By Carey Robertson, Director of Product Marketing, Mentor Graphics
IC physical verification requires a number of different types of checking, the most familiar being design rule checking (DRC), layout vs. schematic (LVS) checking, and parasitic extraction combined with circuit simulation. Fundamentally, it does not matter whether you are designing an analog, digital or memory circuit, and it does not matter if you are at the cell, block or full-chip level, you still have to meet the manufacturing requirements for that particular process, and you still need to verify that your logical representation matches your physical design. While EDA vendors have been successful in providing DRC and LVS platforms that can address all these different design styles and flows, parasitic extraction, on the other hand, does not fit well into a “one size fits all” solution.

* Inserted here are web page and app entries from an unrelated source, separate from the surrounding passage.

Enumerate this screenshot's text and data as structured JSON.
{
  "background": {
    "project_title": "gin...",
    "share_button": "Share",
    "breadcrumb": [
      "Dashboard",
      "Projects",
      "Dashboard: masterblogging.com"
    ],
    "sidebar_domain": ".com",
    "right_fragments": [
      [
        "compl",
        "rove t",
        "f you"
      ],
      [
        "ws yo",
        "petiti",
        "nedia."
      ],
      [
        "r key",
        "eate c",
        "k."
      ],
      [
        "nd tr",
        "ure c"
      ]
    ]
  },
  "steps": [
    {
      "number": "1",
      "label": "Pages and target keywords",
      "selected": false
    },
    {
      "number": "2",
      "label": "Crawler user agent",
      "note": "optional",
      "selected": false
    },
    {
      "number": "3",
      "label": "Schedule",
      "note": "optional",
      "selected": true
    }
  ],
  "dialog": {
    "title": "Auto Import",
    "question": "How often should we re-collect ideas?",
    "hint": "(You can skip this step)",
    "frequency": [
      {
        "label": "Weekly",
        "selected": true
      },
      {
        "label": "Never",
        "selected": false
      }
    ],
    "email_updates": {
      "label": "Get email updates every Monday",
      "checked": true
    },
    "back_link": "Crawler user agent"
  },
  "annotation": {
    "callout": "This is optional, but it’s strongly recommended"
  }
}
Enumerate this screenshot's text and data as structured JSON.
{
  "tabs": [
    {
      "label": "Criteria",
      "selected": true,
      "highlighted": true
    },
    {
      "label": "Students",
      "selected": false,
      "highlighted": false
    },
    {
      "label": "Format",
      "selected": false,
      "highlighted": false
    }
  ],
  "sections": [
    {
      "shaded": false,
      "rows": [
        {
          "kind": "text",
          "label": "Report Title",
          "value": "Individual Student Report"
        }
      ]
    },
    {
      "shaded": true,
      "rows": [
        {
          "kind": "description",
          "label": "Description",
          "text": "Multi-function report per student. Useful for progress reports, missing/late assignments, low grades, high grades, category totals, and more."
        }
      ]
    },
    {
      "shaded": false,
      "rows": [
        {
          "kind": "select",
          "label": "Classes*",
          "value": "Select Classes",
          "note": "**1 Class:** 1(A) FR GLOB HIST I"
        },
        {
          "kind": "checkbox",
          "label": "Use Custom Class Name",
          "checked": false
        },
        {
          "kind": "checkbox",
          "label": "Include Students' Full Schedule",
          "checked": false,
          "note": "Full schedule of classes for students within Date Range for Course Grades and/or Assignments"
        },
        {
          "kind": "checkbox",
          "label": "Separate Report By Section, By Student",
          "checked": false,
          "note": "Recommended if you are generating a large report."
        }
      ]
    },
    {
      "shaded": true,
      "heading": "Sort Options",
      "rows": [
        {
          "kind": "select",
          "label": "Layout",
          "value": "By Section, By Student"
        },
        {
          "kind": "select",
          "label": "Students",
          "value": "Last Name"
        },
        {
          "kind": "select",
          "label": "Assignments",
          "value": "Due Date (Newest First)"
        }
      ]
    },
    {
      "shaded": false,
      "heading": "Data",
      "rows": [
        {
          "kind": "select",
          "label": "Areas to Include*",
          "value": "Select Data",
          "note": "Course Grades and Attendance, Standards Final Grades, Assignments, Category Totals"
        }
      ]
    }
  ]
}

Because extraction is a “means to an end,” you first need to consider what “end” you are trying to address, which means understanding what circuit simulation task would you like to perform. That simulation goal may be timing, noise analysis, signal integrity, IR drop, clock tree analysis, or some other static or dynamic simulation. Next, you need to factor in the design style (memory, analog, RF, digital ASIC, custom digital, SoC, cell libraries, etc.) and the abstraction level (transistor-level, cell-level, block-level, full-chip). One additional point to consider is that extraction models also vary substantially by process node, because as critical dimensions drop below 65 nm, the underlying electrical characteristics are increasingly sensitive to the interactions among adjacent devices. Once all of those criteria are defined, then you are ready to set up the parasitic extraction tool.
But wait, there’s more! As with any engineering problem, there is the standard tradeoff between performance and accuracy. How accurate do your results need to be, and how long are you willing to wait to attain that level of accuracy? What CPU resources are you able to utilize? What frequency are you running at, and do you need to consider all RCLK parasitics or a subset? This accuracy/performance tradeoff applies to downstream simulation as well. A very accurate simulation may require a very detailed netlist. As the detail and complexity of the netlist increases, so will turnaround time (TAT) of the subsequent simulation. Therefore, understanding netlist size and what level of parasitic reduction to apply is critical.
Does your head hurt yet? Does this decision matrix seem a bit daunting?
As you can imagine, the industry has evolved to the point where we have different extraction tools, engines, flows, and sub-flows to address the specialized solutions for both extraction and simulation. The problem is that having so many specialized tools incurs designer overhead (aka headache): higher learning curve costs, more effort to set up tools for multiple scenarios, and various data and use model mismatches.
What extraction users need is a very flexible and intelligent extraction environment that can adapt to all of their requirements with minimum effort. While there may be different models, engines, and data formats “under the covers,” users would prefer to access these capabilities and options through a uniform, parameterized interface, with the ability to easily adjust tradeoffs (such as speed and accuracy) to give them the best overall solution for their immediate needs. Such an environment should not require users to duplicate setup work, such as creating multiple rule decks when switching from one design style or from one node to another. For example, designers might want to do a “quick and dirty” extraction run to check block interconnects, then later refine accuracy on specific critical nets. . Ideally, this would be accomplished without extra setup time or redefining inputs and outputs.
Imagine a set of golf clubs—that’s how extraction should perform. Good golfers tell me they swing each club the same way and let the club do the work (this doesn’t work for me, but that’s what I’m told). In golf, the golfer considers several variables, such as desired height, desired distance, ball position, etc. From there, a club selection is made to meet those requirements. Every club has the same user interface, so the golfer does not have to learn new techniques for each club, but simply employs the same tried and true methods to be successful (If you don’t believe me, it does work well on TV). That’s the use model we should strive for in parasitic extraction, where the user considers the desired outcome first, then selects the best engine or mode of extraction to match that outcome. It should not require learning several new tools.
About the Author
Carey Robertson does a hit a golf ball from time to time. When he is not out losing golf balls, he is the Director of Product Marketing for Calibre’s Circuit Verification product line (LVS, PERC, and Parasitic Extraction products). He has been with Mentor Graphics for eleven years in various product and technical marketing roles. Prior to Mentor Graphics, Carey was a design engineer at Digital Equipment Corp., working on microprocessor development. Carey holds a BS from Stanford University and an MS from UC Berkeley.